There’s no doubt about it, when most of us think about networking we bring to mind an early morning or evening gathering over a soggy bacon sandwich or warm glass of wine.
But in doing so, are we missing out on some of the less obvious chances to network? And in turn, standing guilty of ignoring some excellent opportunities to develop ourselves and our careers.
In fact, there are networking opportunities every time we interact with other humans. The quality of that interaction either strengthens or weakens our social capital. To explain, we may be familiar with financial capital (‘investment capital’, ‘working capital’ etc.), but what social capital seeks to draw attention to is the way that our lives might be made more productive through social ties.
Indeed, the only way we can accumulate social capital is through interaction with others; we can’t do it alone. This is why it’s often defined in a more direct way by “What other people say about us when we’re not in the room”.
Working with creative industry clients, whose freelance world revolves around the contacts they make, I often mention "The Bus Stop Test." It goes like this: We are waiting for a bus. The elderly lady next to us in the queue mentions something about the weather. Do we talk with her or do we just nod our head and carry on waiting?

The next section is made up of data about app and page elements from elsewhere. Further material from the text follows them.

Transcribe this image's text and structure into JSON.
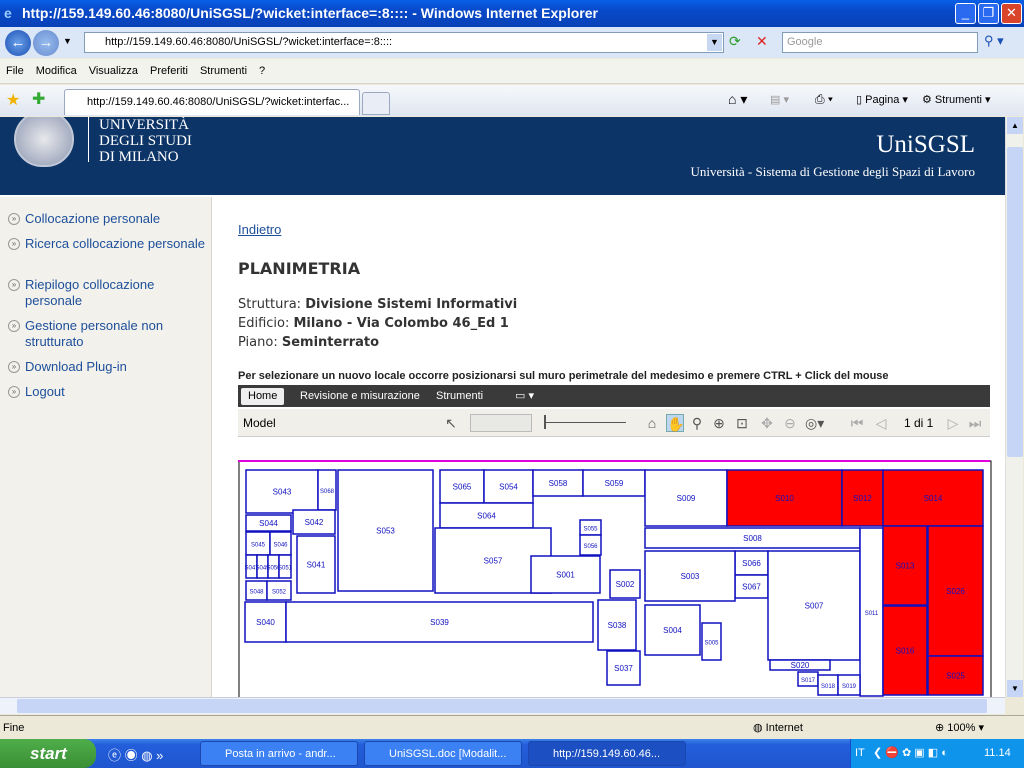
{
  "window": {
    "title": "http://159.149.60.46:8080/UniSGSL/?wicket:interface=:8:::: - Windows Internet Explorer"
  },
  "browser": {
    "address": "http://159.149.60.46:8080/UniSGSL/?wicket:interface=:8::::",
    "search_placeholder": "Google",
    "menu": [
      "File",
      "Modifica",
      "Visualizza",
      "Preferiti",
      "Strumenti",
      "?"
    ],
    "tab_title": "http://159.149.60.46:8080/UniSGSL/?wicket:interfac...",
    "cmd_pagina": "Pagina",
    "cmd_strumenti": "Strumenti",
    "status": "Fine",
    "zone": "Internet",
    "zoom": "100%"
  },
  "banner": {
    "uni_line1": "UNIVERSITÀ",
    "uni_line2": "DEGLI STUDI",
    "uni_line3": "DI MILANO",
    "app_name": "UniSGSL",
    "app_subtitle": "Università - Sistema di Gestione degli Spazi di Lavoro",
    "bg_color": "#0d3466"
  },
  "sidebar": {
    "items": [
      {
        "label": "Collocazione personale"
      },
      {
        "label": "Ricerca collocazione personale"
      },
      {
        "label": "Riepilogo collocazione personale"
      },
      {
        "label": "Gestione personale non strutturato"
      },
      {
        "label": "Download Plug-in"
      },
      {
        "label": "Logout"
      }
    ]
  },
  "main": {
    "back_link": "Indietro",
    "title": "PLANIMETRIA",
    "struttura_label": "Struttura:",
    "struttura_value": "Divisione Sistemi Informativi",
    "edificio_label": "Edificio:",
    "edificio_value": "Milano - Via Colombo 46_Ed 1",
    "piano_label": "Piano:",
    "piano_value": "Seminterrato",
    "instruction": "Per selezionare un nuovo locale occorre posizionarsi sul muro perimetrale del medesimo e premere CTRL + Click del mouse"
  },
  "viewer": {
    "tabs": [
      "Home",
      "Revisione e misurazione",
      "Strumenti"
    ],
    "model_label": "Model",
    "page_indicator": "1 di 1",
    "highlight_color": "#ff0000",
    "rooms": [
      {
        "label": "S043",
        "selected": false
      },
      {
        "label": "S068",
        "selected": false
      },
      {
        "label": "S053",
        "selected": false
      },
      {
        "label": "S065",
        "selected": false
      },
      {
        "label": "S054",
        "selected": false
      },
      {
        "label": "S058",
        "selected": false
      },
      {
        "label": "S059",
        "selected": false
      },
      {
        "label": "S064",
        "selected": false
      },
      {
        "label": "S044",
        "selected": false
      },
      {
        "label": "S042",
        "selected": false
      },
      {
        "label": "S045",
        "selected": false
      },
      {
        "label": "S046",
        "selected": false
      },
      {
        "label": "S047",
        "selected": false
      },
      {
        "label": "S049",
        "selected": false
      },
      {
        "label": "S050",
        "selected": false
      },
      {
        "label": "S051",
        "selected": false
      },
      {
        "label": "S048",
        "selected": false
      },
      {
        "label": "S052",
        "selected": false
      },
      {
        "label": "S041",
        "selected": false
      },
      {
        "label": "S057",
        "selected": false
      },
      {
        "label": "S001",
        "selected": false
      },
      {
        "label": "S055",
        "selected": false
      },
      {
        "label": "S056",
        "selected": false
      },
      {
        "label": "S040",
        "selected": false
      },
      {
        "label": "S039",
        "selected": false
      },
      {
        "label": "S038",
        "selected": false
      },
      {
        "label": "S009",
        "selected": false
      },
      {
        "label": "S010",
        "selected": true
      },
      {
        "label": "S012",
        "selected": true
      },
      {
        "label": "S014",
        "selected": true
      },
      {
        "label": "S008",
        "selected": false
      },
      {
        "label": "S066",
        "selected": false
      },
      {
        "label": "S067",
        "selected": false
      },
      {
        "label": "S007",
        "selected": false
      },
      {
        "label": "S003",
        "selected": false
      },
      {
        "label": "S002",
        "selected": false
      },
      {
        "label": "S004",
        "selected": false
      },
      {
        "label": "S005",
        "selected": false
      },
      {
        "label": "S037",
        "selected": false
      },
      {
        "label": "S020",
        "selected": false
      },
      {
        "label": "S011",
        "selected": false
      },
      {
        "label": "S013",
        "selected": true
      },
      {
        "label": "S026",
        "selected": true
      },
      {
        "label": "S016",
        "selected": true
      },
      {
        "label": "S025",
        "selected": true
      },
      {
        "label": "S017",
        "selected": false
      },
      {
        "label": "S018",
        "selected": false
      },
      {
        "label": "S019",
        "selected": false
      }
    ]
  },
  "taskbar": {
    "start": "start",
    "tasks": [
      "Posta in arrivo - andr...",
      "UniSGSL.doc [Modalit...",
      "http://159.149.60.46..."
    ],
    "lang": "IT",
    "clock": "11.14"
  }
}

Being open to opportunity often involves finding it in the most unlikely places. We sometimes discount these happenstances for fear of feeling foolish. But who knows whether the elderly lady’s favourite nephew has just been appointed a senior VP and is coincidentally now on the lookout for talented hires to expand his team?

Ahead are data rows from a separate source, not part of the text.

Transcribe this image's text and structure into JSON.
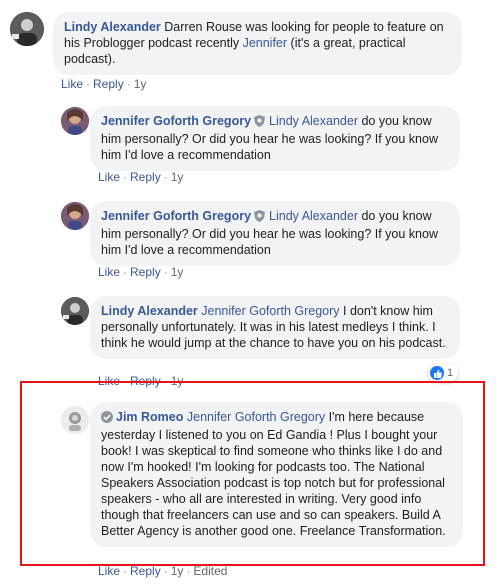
{
  "comments": [
    {
      "author": "Lindy Alexander",
      "mention_pre": "",
      "text": " Darren Rouse was looking for people to feature on his Problogger podcast recently ",
      "mention_inline": "Jennifer",
      "text_after": " (it's a great, practical podcast).",
      "actions": {
        "like": "Like",
        "reply": "Reply",
        "time": "1y"
      }
    },
    {
      "author": "Jennifer Goforth Gregory",
      "mention": "Lindy Alexander",
      "text": " do you know him personally? Or did you hear he was looking? If you know him I'd love a recommendation",
      "actions": {
        "like": "Like",
        "reply": "Reply",
        "time": "1y"
      }
    },
    {
      "author": "Jennifer Goforth Gregory",
      "mention": "Lindy Alexander",
      "text": " do you know him personally? Or did you hear he was looking? If you know him I'd love a recommendation",
      "actions": {
        "like": "Like",
        "reply": "Reply",
        "time": "1y"
      }
    },
    {
      "author": "Lindy Alexander",
      "mention": "Jennifer Goforth Gregory",
      "text": " I don't know him personally unfortunately. It was in his latest medleys I think. I think he would jump at the chance to have you on his podcast.",
      "reaction_count": "1",
      "actions": {
        "like": "Like",
        "reply": "Reply",
        "time": "1y"
      }
    },
    {
      "author": "Jim Romeo",
      "mention": "Jennifer Goforth Gregory",
      "text": " I'm here because yesterday I listened to you on Ed Gandia ! Plus I bought your book! I was skeptical to find someone who thinks like I do and now I'm hooked! I'm looking for podcasts too. The National Speakers Association podcast is top notch but for professional speakers - who all are interested in writing. Very good info though that freelancers can use and so can speakers. Build A Better Agency is another good one. Freelance Transformation.",
      "actions": {
        "like": "Like",
        "reply": "Reply",
        "time": "1y",
        "edited": "Edited"
      }
    }
  ],
  "colors": {
    "link": "#385898",
    "bubble": "#f2f3f5",
    "highlight": "#e8131b",
    "like_blue": "#1877f2"
  },
  "icons": {
    "badge": "shield-badge-icon",
    "verified": "check-badge-icon",
    "reaction": "thumbs-up-icon"
  }
}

All of this is akin to studies of luck, where scientists have found that ‘lucky’ people are no different to any of us. They just adopt a more open attitude and therefore “consistently encounter chance opportunities”.
So, here are some other less obvious networking tips:
- By 2019, researchers estimate the average office worker will be trading over 120 emails per day. Every outward email is a chance to highlight who we are, so how we construct our email sign off matters.
- Interaction with LinkedIn provides a host of opportunities for us to network. But rather than tooting our own horn, we should note that the best form of networking involves lifting others up through positivity and encouragement. Hence, we should structure our interactions accordingly.
- First impressions matter. On-line photos therefore need to be appropriate for the context and the image we wish to portray (these days, this can be smart without having to conform rigidly to business attire). We shouldn’t spoil the effect by sloppy execution: let’s be conscious of formatting and image size requirements within the various social media platforms. A quick Google search will confirm all the details.
We should also bear in mind that "lucky" people benefit from another skill.
They carry a clear and consistent dialogue in their heads which, when called upon, explains quickly and memorably who they are and what their career project entails. In other words, they have a laser-like image of their desired direction of travel.
If we don’t have this kind of internal story worked out and ready to deliver at a moment’s notice, there’s some very good advice: We should all commit ourselves as soon as possible to construct one!
Darryl Howes MSc is the Managing Director of Strategic Business Network and works extensively with individuals, companies and various organisations to develop network and career management skills. Join the SBN LinkedIn Group and follow the Youtube channel for more tips from Darryl.